Noble continued, “When I asked him how I should address the change on social media he told me to write ‘I was told to change my hair back to the way it was because that’s what looks best.’”
The 32-year-old also claimed that many of her pitches about race were rejected because they were “not for all people.”
“When I pitched stories about race in Mississippi, I was told the stories “are not for all people,” Noble recalled. “My boss constantly complained about the ‘types’ of stories I pitched and shared on my personal social media accounts.”

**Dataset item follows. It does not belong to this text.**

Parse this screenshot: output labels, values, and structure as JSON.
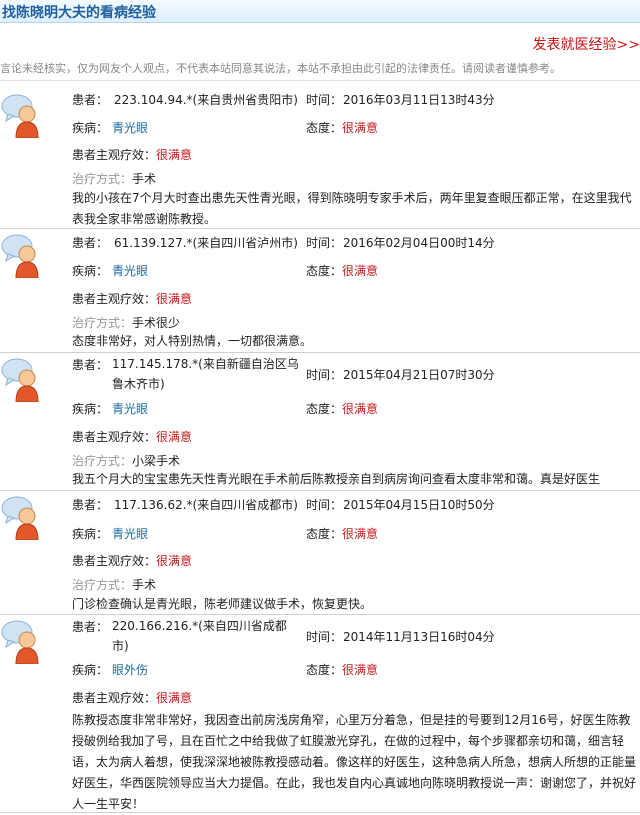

The former anchor had filed several complaints with Nexstar, the news station’s parent company, about the discrimination. When that didn’t appear to help her situation, in April 2018 she got the Equal Employment Opportunity Commission (EEOC) involved. Noble said this led to harassment by her higher-ups.
“The internal harassment got so bad that I made several trips to the EEOC department begging for help. They finally took my case but warned me I would get fired. “
Noble said she was fired in May 2018 and that her cause is currently on hold because of the government shutdown.